Here’s a list of fascinating standalone comics about mental health to read during mental health awareness month.
Hyperbole And A Half By Allie Brosh
This graphic novel is witty, observant, and honest. Allie Brosh shares her illustrated experience with her two cool dogs, mental struggles, and childhood shenanigans. Her wild experiences range from the need to eat an obnoxious amount of cake to a literal wild goose chase. The comic has genuine insights about her mental health issues and myriad coping mechanisms. It is illustrated in bright colours and provides humorous comfort.
There Is No Right Way To Meditate: And Other Lessons By Yumi Sakugawa
Yumi Sakugawa makes you look at meditation in a new light. She makes the practice sound welcoming and shares her experience of the abundant ways it improves mental health. The book is filled with intriguing metaphors and soothing illustrations. This is such a reassuring read that even the act of scrolling through it felt meditative.
How To Deal: With Fear, Failure and Other Daily Dreads By Grace Miceli
This book made me chuckle and nod vigorously in agreement. It is witty and clever in the way it opens up about mental struggles. The colourful doodle-like images contain so much life and insightful advice. The comic is divided into chapters that have an introduction written by the author to set the tone for the theme. There’s an entire chapter about avoidant personalities. It got so real and relatable that I found myself squinting at the screen. I would definitely recommend this book for anyone looking to brighten their day.
Thin Slices Of Anxiety: Observations and Advice to Ease a Worried Mind By Catherine LePage
This is a short, easy read. It has very little text on page and even that is handwritten or doodled. The book is filled with cute, clever illustrations that hit home. The author ends the book with the line, “Thinly sliced and illustrated, emotions are much easier to digest.” This expresses the cathartic experience she had making this book come to life. It also accurately portrays the need anxious people feel to morph the panic into something pleasant.
It’s OK To Feel Things Deeply By Carissa Potter
The font and illustrations make the book look like it has been written and drawn by a child. This entices the sensitive innocence in readers. The tone and advice is childlike too. It has illustrated suggestions about nice things you can do to help push yourself during a rut. The book does not get too real about deep rooted mental health issues. However, it can remind of things to look forward to on less-than-ideal days.
Lighter Than My Shadow By Katie Green

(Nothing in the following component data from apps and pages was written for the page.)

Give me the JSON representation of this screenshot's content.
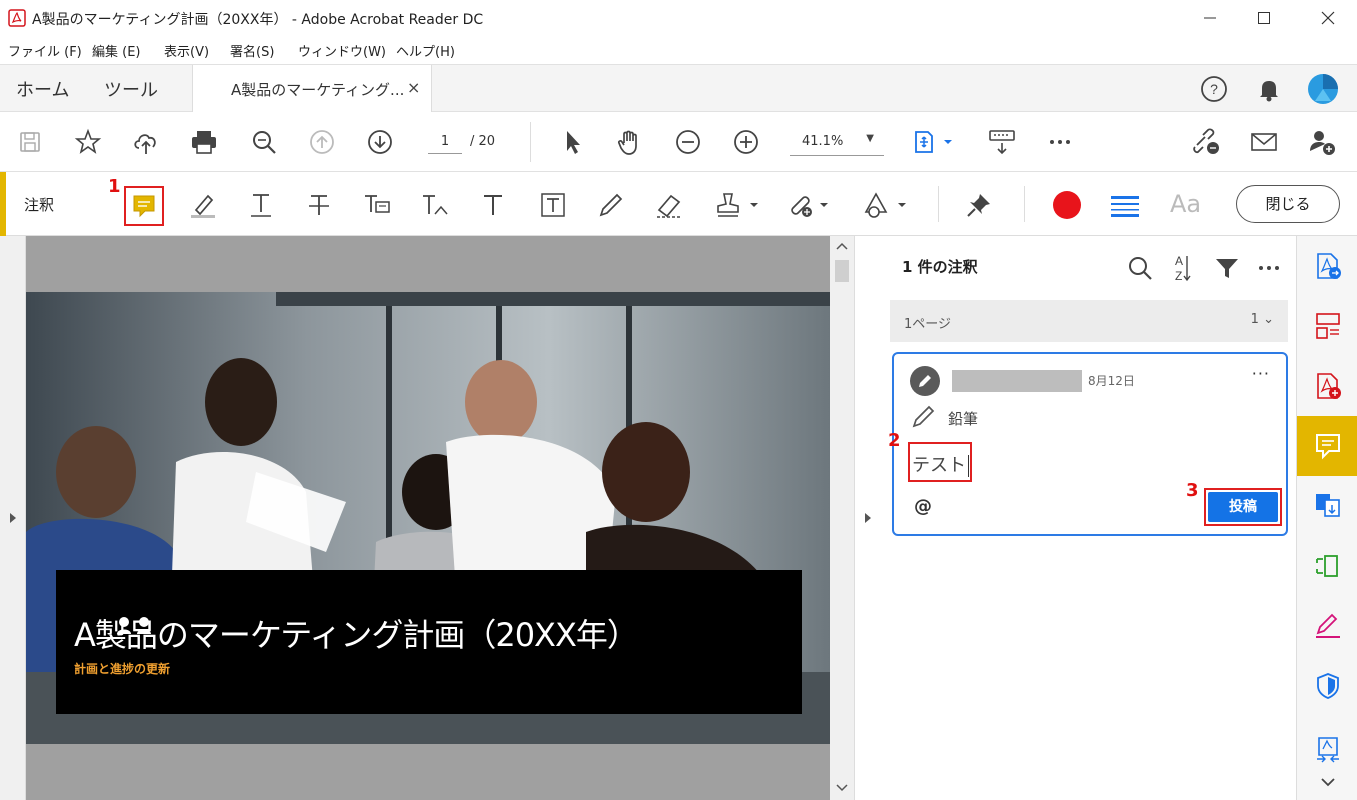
{
  "window": {
    "title": "A製品のマーケティング計画（20XX年） - Adobe Acrobat Reader DC"
  },
  "menu": [
    "ファイル (F)",
    "編集 (E)",
    "表示(V)",
    "署名(S)",
    "ウィンドウ(W)",
    "ヘルプ(H)"
  ],
  "tabs": {
    "home": "ホーム",
    "tools": "ツール",
    "document": "A製品のマーケティング...",
    "close": "×"
  },
  "toolbar": {
    "page_current": "1",
    "page_total": "/  20",
    "zoom": "41.1%"
  },
  "comment_toolbar": {
    "label": "注釈",
    "close_button": "閉じる",
    "text_style_label": "Aa",
    "record_color": "#e8141b",
    "accent_color": "#e3b600"
  },
  "document": {
    "title": "A製品のマーケティング計画（20XX年）",
    "subtitle": "計画と進捗の更新"
  },
  "comments_panel": {
    "header": "1 件の注釈",
    "page_group": "1ページ",
    "page_count": "1",
    "comment": {
      "date": "8月12日",
      "more": "···",
      "tool": "鉛筆",
      "reply_text": "テスト",
      "mention": "@",
      "post_button": "投稿"
    }
  },
  "annotations": {
    "step1": "1",
    "step2": "2",
    "step3": "3"
  }
}
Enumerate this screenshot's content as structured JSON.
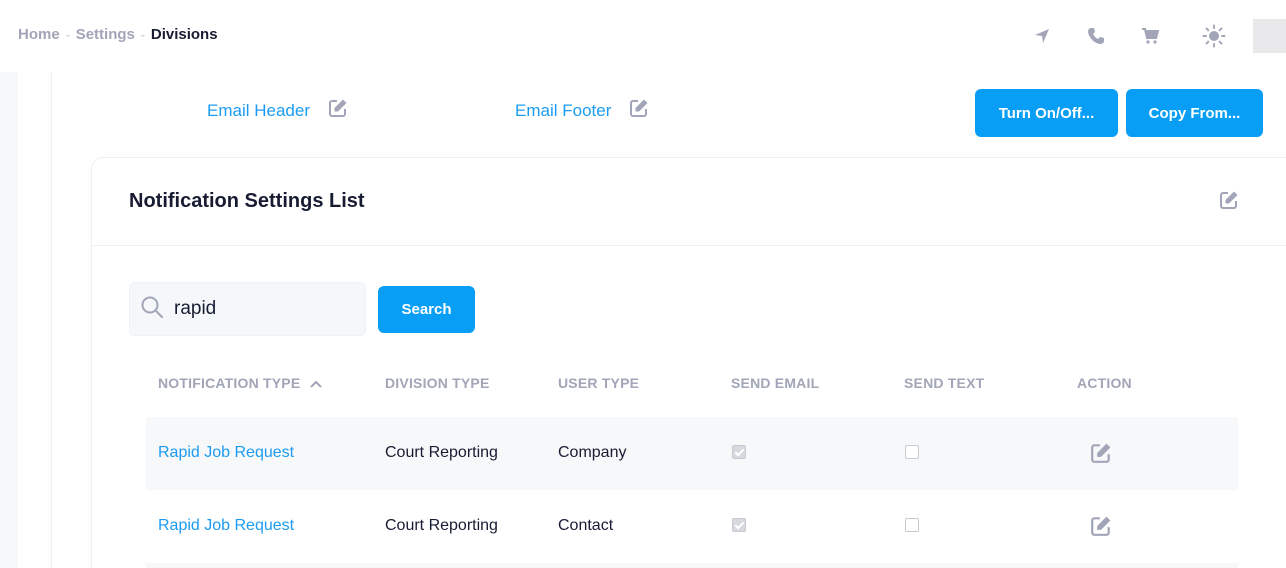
{
  "breadcrumb": {
    "home": "Home",
    "settings": "Settings",
    "current": "Divisions"
  },
  "topbar_icons": [
    "navigation-icon",
    "phone-icon",
    "cart-icon",
    "sun-icon"
  ],
  "email_links": {
    "header": "Email Header",
    "footer": "Email Footer"
  },
  "actions": {
    "turn_on_off": "Turn On/Off...",
    "copy_from": "Copy From..."
  },
  "card": {
    "title": "Notification Settings List"
  },
  "search": {
    "value": "rapid",
    "button": "Search"
  },
  "table": {
    "columns": [
      "NOTIFICATION TYPE",
      "DIVISION TYPE",
      "USER TYPE",
      "SEND EMAIL",
      "SEND TEXT",
      "ACTION"
    ],
    "rows": [
      {
        "notification_type": "Rapid Job Request",
        "division_type": "Court Reporting",
        "user_type": "Company",
        "send_email": true,
        "send_text": false
      },
      {
        "notification_type": "Rapid Job Request",
        "division_type": "Court Reporting",
        "user_type": "Contact",
        "send_email": true,
        "send_text": false
      }
    ]
  },
  "colors": {
    "primary": "#089ef5",
    "link": "#1b9cf2",
    "muted": "#a1a5b7"
  }
}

This graphic memoir is illustrated in beautiful, breath-taking illustrations that lack colour. The tones of grey complement the vibe of the book. The author narrates her journey of battling an eating disorder. She gets real about her compulsive thought processes, anorexia, and binge eating. The book also touches on her unfortunate experience with sexual abuse and the haunting memories it left behind. Katie Green gets real about getting help and the slow, excruciating process of getting better. She illustrates the insights she gained from therapy and the tweaks in thought and behaviour patters that aided her recovery. The book ends with helpful resources about eating disorders and sexual violence.